The Sierra Club’s prefatory (italicized) Statement re Air Tours did not specifically address the regulation of high-altitude commercial jets traveling longer, point-to-point distances over Parks and Wilderness units.
However, it is becoming obvious that growing jet traffic is providing increasingly significant, frequent, and distracting noise impacts over otherwise pristinely quiet National Park and designated Wilderness units.
The nation’s airspace efficiency needs obviously make it impossible to route commercial transportation aircraft around so many Park and Wilderness units as now (or may in the future) exist.

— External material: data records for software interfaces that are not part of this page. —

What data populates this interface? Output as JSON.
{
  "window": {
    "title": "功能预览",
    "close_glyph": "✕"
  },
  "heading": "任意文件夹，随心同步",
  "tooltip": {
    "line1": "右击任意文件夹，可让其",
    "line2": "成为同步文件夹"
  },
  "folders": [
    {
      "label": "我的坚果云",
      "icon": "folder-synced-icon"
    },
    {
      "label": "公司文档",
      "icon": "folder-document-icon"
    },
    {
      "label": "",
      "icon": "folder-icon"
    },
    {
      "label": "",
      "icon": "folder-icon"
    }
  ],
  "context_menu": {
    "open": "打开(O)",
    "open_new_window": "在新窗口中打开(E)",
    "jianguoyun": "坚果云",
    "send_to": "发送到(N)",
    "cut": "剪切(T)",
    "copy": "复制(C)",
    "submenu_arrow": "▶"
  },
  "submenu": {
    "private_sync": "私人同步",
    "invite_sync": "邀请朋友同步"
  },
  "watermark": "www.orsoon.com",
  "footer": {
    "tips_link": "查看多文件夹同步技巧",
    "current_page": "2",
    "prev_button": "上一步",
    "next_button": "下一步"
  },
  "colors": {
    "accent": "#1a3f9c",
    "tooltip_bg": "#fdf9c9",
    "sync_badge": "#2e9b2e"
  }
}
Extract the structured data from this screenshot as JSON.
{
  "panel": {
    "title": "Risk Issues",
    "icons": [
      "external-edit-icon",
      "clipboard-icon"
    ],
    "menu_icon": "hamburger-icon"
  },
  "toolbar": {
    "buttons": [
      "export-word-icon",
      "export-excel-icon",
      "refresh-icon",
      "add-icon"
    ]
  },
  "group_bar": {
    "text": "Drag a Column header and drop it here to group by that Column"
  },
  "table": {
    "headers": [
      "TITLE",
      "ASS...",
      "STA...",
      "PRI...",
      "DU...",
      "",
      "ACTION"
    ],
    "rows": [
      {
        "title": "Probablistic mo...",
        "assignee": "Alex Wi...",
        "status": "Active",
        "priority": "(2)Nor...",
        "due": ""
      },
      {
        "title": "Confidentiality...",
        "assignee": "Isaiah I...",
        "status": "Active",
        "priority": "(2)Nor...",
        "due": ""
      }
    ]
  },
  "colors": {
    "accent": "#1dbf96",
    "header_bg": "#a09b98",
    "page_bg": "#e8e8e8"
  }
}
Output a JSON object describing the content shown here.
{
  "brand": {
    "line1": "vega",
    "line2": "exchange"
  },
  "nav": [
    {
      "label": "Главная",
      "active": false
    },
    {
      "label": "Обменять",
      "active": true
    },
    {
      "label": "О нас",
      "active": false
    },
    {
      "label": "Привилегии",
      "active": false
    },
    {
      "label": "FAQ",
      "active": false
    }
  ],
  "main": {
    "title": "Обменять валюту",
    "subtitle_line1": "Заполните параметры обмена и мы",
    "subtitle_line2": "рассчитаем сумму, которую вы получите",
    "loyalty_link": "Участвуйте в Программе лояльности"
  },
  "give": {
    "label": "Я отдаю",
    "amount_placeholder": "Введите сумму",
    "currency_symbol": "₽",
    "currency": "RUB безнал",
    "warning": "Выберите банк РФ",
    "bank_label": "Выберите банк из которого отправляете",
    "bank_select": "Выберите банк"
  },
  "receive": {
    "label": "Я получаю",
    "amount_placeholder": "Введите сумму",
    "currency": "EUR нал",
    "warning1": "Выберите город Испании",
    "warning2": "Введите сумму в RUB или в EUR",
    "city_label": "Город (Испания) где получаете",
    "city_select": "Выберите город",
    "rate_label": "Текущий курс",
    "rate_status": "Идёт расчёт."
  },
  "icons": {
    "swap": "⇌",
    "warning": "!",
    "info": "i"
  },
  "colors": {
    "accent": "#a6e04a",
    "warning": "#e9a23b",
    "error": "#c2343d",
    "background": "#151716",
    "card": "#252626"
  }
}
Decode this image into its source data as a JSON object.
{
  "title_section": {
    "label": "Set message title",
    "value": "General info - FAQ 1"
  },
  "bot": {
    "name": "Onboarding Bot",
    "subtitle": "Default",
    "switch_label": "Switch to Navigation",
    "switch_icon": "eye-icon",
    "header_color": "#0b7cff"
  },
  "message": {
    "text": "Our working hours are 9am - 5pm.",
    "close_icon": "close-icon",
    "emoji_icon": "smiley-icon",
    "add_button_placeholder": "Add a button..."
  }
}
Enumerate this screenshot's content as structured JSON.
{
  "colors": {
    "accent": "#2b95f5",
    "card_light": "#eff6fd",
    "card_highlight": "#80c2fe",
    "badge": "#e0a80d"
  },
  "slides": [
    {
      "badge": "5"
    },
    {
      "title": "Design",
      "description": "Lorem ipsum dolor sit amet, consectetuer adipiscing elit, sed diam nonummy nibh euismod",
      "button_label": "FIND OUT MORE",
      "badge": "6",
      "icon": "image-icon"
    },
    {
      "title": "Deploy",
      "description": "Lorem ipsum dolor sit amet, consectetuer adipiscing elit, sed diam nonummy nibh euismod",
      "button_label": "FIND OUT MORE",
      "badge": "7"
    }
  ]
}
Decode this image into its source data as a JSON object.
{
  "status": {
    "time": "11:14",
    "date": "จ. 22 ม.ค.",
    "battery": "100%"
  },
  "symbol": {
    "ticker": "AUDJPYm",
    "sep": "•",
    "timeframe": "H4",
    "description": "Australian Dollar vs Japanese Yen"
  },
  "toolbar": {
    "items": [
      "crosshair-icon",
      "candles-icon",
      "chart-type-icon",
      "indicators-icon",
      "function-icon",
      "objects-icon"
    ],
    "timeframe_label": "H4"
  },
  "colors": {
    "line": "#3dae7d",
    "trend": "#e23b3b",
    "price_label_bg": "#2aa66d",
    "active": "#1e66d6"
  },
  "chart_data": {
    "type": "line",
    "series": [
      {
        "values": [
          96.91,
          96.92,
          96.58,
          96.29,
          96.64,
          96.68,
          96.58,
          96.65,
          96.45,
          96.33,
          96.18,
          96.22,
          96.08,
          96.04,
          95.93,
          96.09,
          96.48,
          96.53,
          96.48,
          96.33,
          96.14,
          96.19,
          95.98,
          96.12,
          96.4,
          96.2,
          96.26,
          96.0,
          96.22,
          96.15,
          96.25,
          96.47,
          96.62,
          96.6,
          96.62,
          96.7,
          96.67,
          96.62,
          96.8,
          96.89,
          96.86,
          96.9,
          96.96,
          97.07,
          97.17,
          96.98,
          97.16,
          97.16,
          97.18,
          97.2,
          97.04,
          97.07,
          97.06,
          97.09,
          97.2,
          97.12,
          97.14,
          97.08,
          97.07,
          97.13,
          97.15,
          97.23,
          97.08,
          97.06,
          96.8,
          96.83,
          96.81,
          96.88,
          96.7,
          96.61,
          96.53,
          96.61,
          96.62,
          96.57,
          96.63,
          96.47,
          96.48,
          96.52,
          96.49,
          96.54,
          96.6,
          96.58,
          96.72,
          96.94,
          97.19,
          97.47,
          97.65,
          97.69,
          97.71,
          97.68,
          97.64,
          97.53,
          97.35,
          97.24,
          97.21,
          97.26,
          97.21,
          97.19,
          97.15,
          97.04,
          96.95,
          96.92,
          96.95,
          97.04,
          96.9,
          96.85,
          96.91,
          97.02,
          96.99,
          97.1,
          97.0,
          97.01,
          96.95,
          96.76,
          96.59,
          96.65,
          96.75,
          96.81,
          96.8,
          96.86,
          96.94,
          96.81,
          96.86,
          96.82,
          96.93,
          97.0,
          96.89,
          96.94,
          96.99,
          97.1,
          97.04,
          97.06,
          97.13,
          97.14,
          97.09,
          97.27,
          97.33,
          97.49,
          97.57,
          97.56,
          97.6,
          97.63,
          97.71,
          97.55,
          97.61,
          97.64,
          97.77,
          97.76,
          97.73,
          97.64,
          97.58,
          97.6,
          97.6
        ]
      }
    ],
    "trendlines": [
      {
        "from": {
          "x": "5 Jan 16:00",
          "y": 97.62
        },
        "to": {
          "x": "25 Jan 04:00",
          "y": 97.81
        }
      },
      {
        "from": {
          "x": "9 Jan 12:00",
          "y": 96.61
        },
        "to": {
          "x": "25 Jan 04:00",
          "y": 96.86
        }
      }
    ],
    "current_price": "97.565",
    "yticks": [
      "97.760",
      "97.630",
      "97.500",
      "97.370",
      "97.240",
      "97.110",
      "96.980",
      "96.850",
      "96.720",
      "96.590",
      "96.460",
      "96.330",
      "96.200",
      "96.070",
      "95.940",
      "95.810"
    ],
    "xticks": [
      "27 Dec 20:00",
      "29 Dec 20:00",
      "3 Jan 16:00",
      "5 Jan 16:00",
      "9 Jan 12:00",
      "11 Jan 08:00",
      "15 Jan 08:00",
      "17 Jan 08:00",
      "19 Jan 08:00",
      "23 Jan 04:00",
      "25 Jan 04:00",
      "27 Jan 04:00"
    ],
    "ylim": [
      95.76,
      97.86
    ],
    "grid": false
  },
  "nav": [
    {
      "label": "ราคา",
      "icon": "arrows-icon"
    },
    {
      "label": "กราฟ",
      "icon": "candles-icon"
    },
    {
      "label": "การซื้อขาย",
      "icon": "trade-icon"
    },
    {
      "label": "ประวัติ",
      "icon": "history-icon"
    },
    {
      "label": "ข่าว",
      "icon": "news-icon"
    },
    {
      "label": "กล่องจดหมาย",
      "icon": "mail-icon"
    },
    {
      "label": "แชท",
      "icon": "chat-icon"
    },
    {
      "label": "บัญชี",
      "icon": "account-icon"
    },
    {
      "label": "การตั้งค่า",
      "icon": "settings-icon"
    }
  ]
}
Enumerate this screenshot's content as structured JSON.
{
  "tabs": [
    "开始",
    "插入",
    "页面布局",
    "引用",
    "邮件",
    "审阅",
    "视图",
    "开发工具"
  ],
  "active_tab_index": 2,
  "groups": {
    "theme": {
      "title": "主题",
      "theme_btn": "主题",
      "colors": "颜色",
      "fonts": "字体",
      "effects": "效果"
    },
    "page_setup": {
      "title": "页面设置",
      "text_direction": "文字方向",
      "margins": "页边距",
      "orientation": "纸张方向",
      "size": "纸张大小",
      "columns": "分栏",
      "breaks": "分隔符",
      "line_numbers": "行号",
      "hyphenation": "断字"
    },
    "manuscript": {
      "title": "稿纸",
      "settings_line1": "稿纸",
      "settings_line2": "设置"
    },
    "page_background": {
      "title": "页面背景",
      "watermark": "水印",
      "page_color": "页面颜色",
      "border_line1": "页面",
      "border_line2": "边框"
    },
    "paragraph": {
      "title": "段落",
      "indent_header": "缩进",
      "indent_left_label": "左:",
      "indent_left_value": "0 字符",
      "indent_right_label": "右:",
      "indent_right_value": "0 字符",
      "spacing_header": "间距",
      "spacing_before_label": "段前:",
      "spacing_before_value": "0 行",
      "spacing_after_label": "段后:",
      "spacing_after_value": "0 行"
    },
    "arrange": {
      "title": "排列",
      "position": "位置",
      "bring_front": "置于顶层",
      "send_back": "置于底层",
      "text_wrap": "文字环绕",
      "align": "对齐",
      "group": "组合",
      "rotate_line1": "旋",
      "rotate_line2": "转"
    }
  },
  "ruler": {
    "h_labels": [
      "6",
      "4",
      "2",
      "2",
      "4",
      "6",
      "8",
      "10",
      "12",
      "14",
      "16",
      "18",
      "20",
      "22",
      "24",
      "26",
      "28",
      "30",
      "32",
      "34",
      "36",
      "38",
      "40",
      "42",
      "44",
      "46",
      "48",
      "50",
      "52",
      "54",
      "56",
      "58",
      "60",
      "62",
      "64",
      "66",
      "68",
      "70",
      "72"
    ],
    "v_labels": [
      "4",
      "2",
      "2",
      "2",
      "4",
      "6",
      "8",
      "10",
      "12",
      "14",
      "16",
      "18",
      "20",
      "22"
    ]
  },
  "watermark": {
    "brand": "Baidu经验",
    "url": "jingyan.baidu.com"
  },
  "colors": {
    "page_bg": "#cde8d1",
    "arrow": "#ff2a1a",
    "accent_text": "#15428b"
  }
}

However, the FAA in consultation with the Park Service or other land agency, could designate a few national parks, and a few national Wilderness preservation units as priorities for restriction from at least the bulk of this traffic noise, at least for some critical period of the day (e.g. sunset and evening hours.) A short (illustrative only) list of premier, particularly vulnerable national parks to be so designated might then be
(Four of these five are taken from the "short lists" of NPS priority parks for aviation noise concerns, found in Sec. 10.3.4.1 and Sec. 10.3.4.2 of the 1994 NPS Report to Congress on Aircraft Overflights.) This author previously made similar suggestions in his individual comments on FAA’s Advance Notice of Public Rulemaking on this subject, issued March 17, 1994. Six years later, the need for relief and respite in at least a few parks is even more apropros, as the projected amount of commercial jet traffic -- thus noise intrusions -- is steadily increasing.
A "short list" of a few wilderness units might be similarly drawn up for special protection and mitigation.
The Sierra Club urges the FAA, in consultation with the NPS or appropriate land-based agency managers, to so designate those few national parks and designated wilderness areas a places for special mitigation. The deference to the "power of place" of these special places would certainly represent a welcome maturation of our environmental consciousness and national pride in protecting them.
Affected transcontinental jet routes would thus be lengthened by only a few miles, in most cases. For example, the existing commercial east-west jet traffic routes could be "bowed" (slightly bent) 10 miles to either the north or to the south of the Grand Canyon National Park’s boundaries, with only minuscule additions to total flight mileage. This is not a new concept to FAA; it does this sort of accommodation all the time with respect to Military Special Use areas.
Visitors to our national parks and wilderness areas have a right to experience all of the natural environment, including the soundscape, unimpaired. Within units of the National Park System, natural quiet -- the extended opportunity to experience simple natural sounds amid periods of deepest silence – must be preserved for the enjoyment and inspiration of present and future generations. The FAA has an obligation to reduce and even eliminate intrusions on the experience of natural quiet. We appreciate the opportunity to comment on the proposed Noise Abatement Policy for 2000.
Dickson J. Hingson, Ph.D., chair
Subcommittee on Noise/Aviation
Sierra Club - Recreation Issues Committee
Commenter’s Mailing Address: PO Box 630132, Rockville, UT 84763
Sierra Club - Headquarters Mailing Address: 85 Second Street, San Francisco, CA 94105